The Feb. 11 editorial “Finally, a path to closing D.C. General” praised Mayor Muriel E. Bowser’s (D) plan to close the decrepit and dangerous shelter at the old D.C. General Hospital and instead build small-scale, short-term shelters for homeless families in each city ward, but it questioned whether this plan is realistic. The editorial correctly noted that, “even if this plan is implemented without a hitch, the District’s homelessness problem will not be solved.” Absolutely true. That’s because of the large and growing gap between the need for affordable housing and its availability.

Right now, only 42 rental units are available for every 100 extremely-low-income households. But, astonishingly, instead of concluding that the city urgently needs to address this gap, the editorial blamed the city’s weak and limited right-to-shelter law, saying it “creates demand that will always outstrip supply.” The law doesn’t create the demand; the huge housing gap does. Legal rights are often the only protection standing between city residents and homelessness. The editorial board should know better.

Maria Foscarinis, Washington

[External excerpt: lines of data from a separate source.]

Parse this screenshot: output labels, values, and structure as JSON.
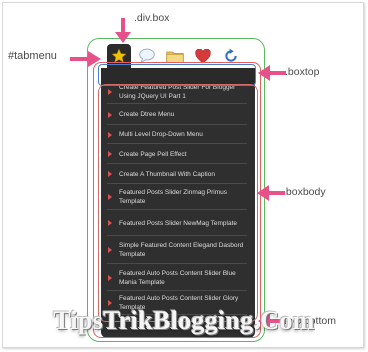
{
  "labels": {
    "div_box": ".div.box",
    "tabmenu": "#tabmenu",
    "boxtop": ".boxtop",
    "boxbody": ".boxbody",
    "boxbottom": ".boxbottom"
  },
  "tabs": [
    {
      "icon": "star-icon",
      "active": true
    },
    {
      "icon": "speech-bubble-icon",
      "active": false
    },
    {
      "icon": "folder-icon",
      "active": false
    },
    {
      "icon": "heart-icon",
      "active": false
    },
    {
      "icon": "refresh-icon",
      "active": false
    }
  ],
  "posts": [
    "Create Featured Post Slider For Blogger Using JQuery UI Part 1",
    "Create Dtree Menu",
    "Multi Level Drop-Down Menu",
    "Create Page Pell Effect",
    "Create A Thumbnail With Caption",
    "Featured Posts Slider Zinmag Primus Template",
    "Featured Posts Slider NewMag Template",
    "Simple Featured Content Elegand Dasbord Template",
    "Featured Auto Posts Content Slider Blue Mania Template",
    "Featured Auto Posts Content Slider Glory Template"
  ],
  "watermark": "TipsTrikBlogging.Com",
  "colors": {
    "panel": "#2f2f2f",
    "bullet": "#d9534f",
    "label_arrow": "#e8508a",
    "outline_green": "#5cb85c",
    "outline_red": "#e06060",
    "outline_blue": "#4a7fd0"
  }
}
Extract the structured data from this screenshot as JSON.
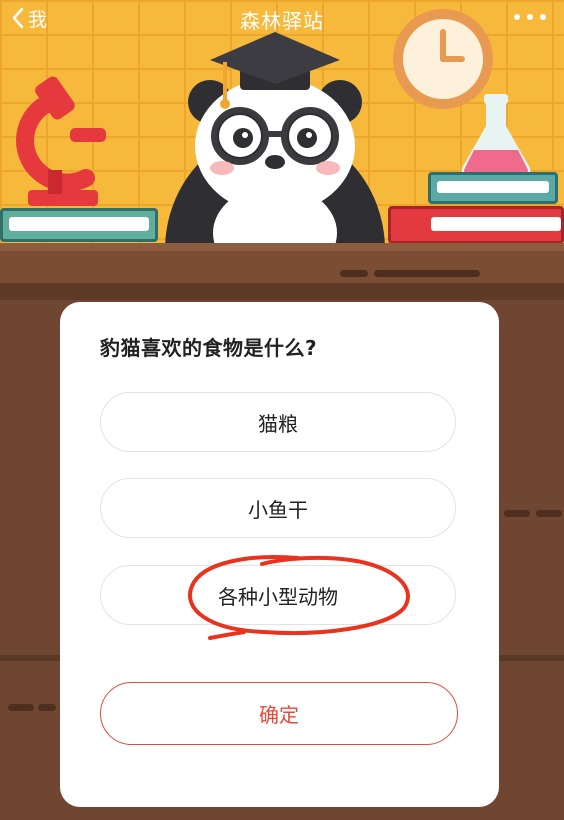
{
  "topbar": {
    "back_label": "我",
    "title": "森林驿站"
  },
  "quiz": {
    "question": "豹猫喜欢的食物是什么?",
    "options": [
      "猫粮",
      "小鱼干",
      "各种小型动物"
    ],
    "confirm_label": "确定",
    "highlighted_option_index": 2
  },
  "colors": {
    "wall": "#f7b93c",
    "wood": "#6e4631",
    "accent": "#e24a3b",
    "card": "#ffffff"
  }
}
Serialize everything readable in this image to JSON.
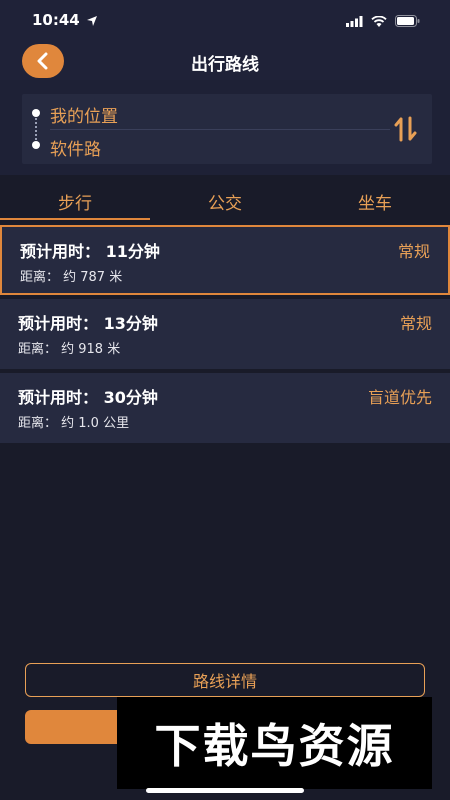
{
  "status_bar": {
    "time": "10:44"
  },
  "nav": {
    "title": "出行路线"
  },
  "route": {
    "from": "我的位置",
    "to": "软件路"
  },
  "tabs": [
    {
      "label": "步行",
      "active": true
    },
    {
      "label": "公交",
      "active": false
    },
    {
      "label": "坐车",
      "active": false
    }
  ],
  "routes": [
    {
      "time": "预计用时：  11分钟",
      "distance": "距离：  约 787 米",
      "tag": "常规"
    },
    {
      "time": "预计用时：  13分钟",
      "distance": "距离：  约 918 米",
      "tag": "常规"
    },
    {
      "time": "预计用时：  30分钟",
      "distance": "距离：  约 1.0 公里",
      "tag": "盲道优先"
    }
  ],
  "buttons": {
    "details": "路线详情"
  },
  "watermark": {
    "text": "下载鸟资源"
  },
  "colors": {
    "accent": "#e0873c",
    "background": "#191b29",
    "card": "#262a40"
  }
}
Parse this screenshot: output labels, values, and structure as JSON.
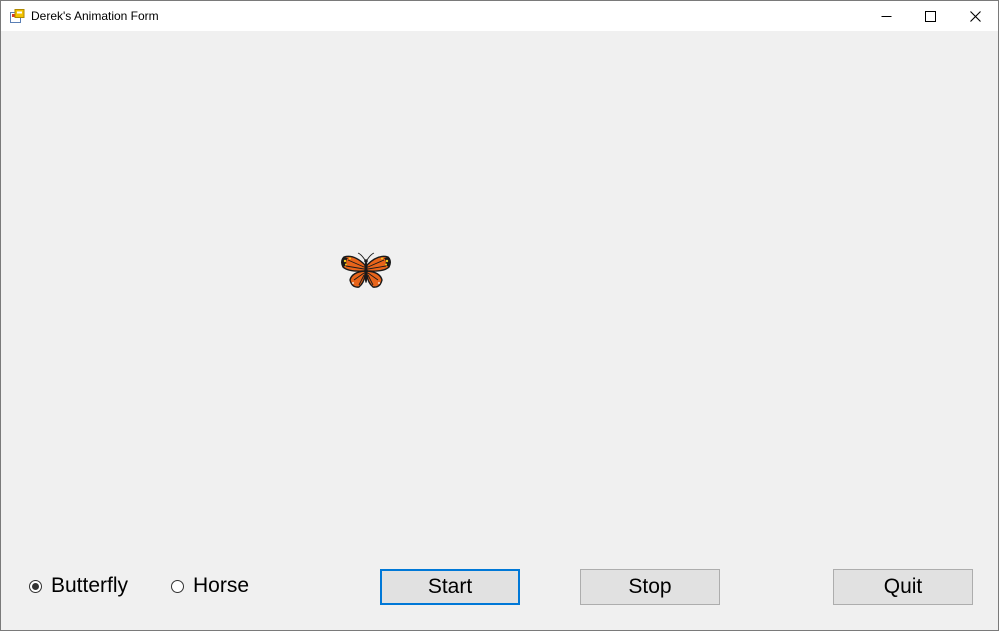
{
  "window": {
    "title": "Derek's Animation Form",
    "icon": "form-app-icon"
  },
  "caption_buttons": {
    "minimize_icon": "minimize-icon",
    "maximize_icon": "maximize-icon",
    "close_icon": "close-icon"
  },
  "canvas": {
    "sprite": "butterfly-sprite",
    "sprite_colors": {
      "wing": "#e8641a",
      "outline": "#1a1a1a",
      "spots": "#f5d020"
    }
  },
  "options": {
    "butterfly_label": "Butterfly",
    "horse_label": "Horse",
    "selected": "Butterfly"
  },
  "buttons": {
    "start_label": "Start",
    "stop_label": "Stop",
    "quit_label": "Quit"
  },
  "colors": {
    "focus_border": "#0078d7",
    "client_bg": "#f0f0f0",
    "button_bg": "#e1e1e1"
  }
}
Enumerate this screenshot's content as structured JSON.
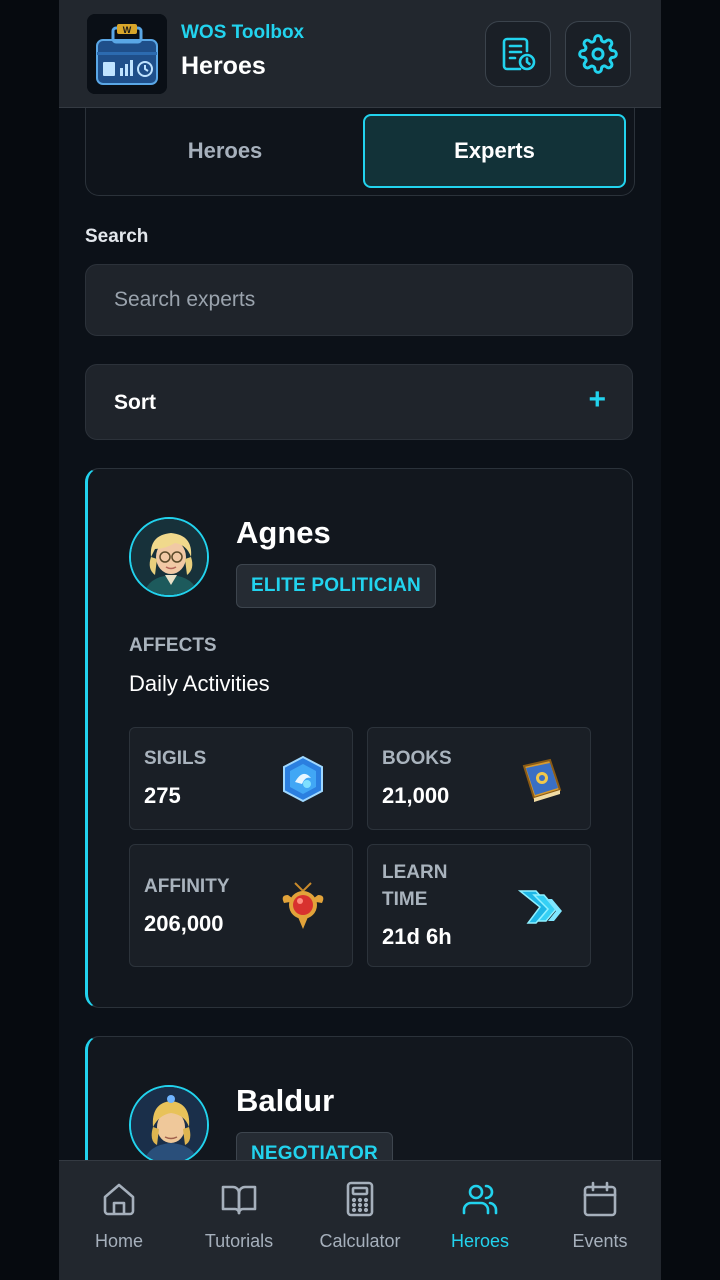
{
  "header": {
    "app_name": "WOS Toolbox",
    "title": "Heroes"
  },
  "tabs": [
    {
      "label": "Heroes",
      "active": false
    },
    {
      "label": "Experts",
      "active": true
    }
  ],
  "search": {
    "label": "Search",
    "placeholder": "Search experts",
    "value": ""
  },
  "sort": {
    "label": "Sort",
    "toggle_icon": "plus-icon"
  },
  "experts": [
    {
      "name": "Agnes",
      "role": "ELITE POLITICIAN",
      "affects_label": "AFFECTS",
      "affects": "Daily Activities",
      "stats": {
        "sigils": {
          "label": "SIGILS",
          "value": "275",
          "icon": "sigil-icon"
        },
        "books": {
          "label": "BOOKS",
          "value": "21,000",
          "icon": "book-icon"
        },
        "affinity": {
          "label": "AFFINITY",
          "value": "206,000",
          "icon": "affinity-medal-icon"
        },
        "learn_time": {
          "label_line1": "LEARN",
          "label_line2": "TIME",
          "value": "21d 6h",
          "icon": "learn-time-arrows-icon"
        }
      }
    },
    {
      "name": "Baldur",
      "role": "NEGOTIATOR"
    }
  ],
  "bottom_nav": [
    {
      "label": "Home",
      "icon": "home-icon",
      "active": false
    },
    {
      "label": "Tutorials",
      "icon": "book-open-icon",
      "active": false
    },
    {
      "label": "Calculator",
      "icon": "calculator-icon",
      "active": false
    },
    {
      "label": "Heroes",
      "icon": "users-icon",
      "active": true
    },
    {
      "label": "Events",
      "icon": "calendar-icon",
      "active": false
    }
  ],
  "colors": {
    "accent": "#22d3ee",
    "background": "#0c1118",
    "surface": "#1f242b",
    "text_muted": "#a9b3bd"
  }
}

The writer is founder and executive director of the National Law Center on Homelessness and Poverty.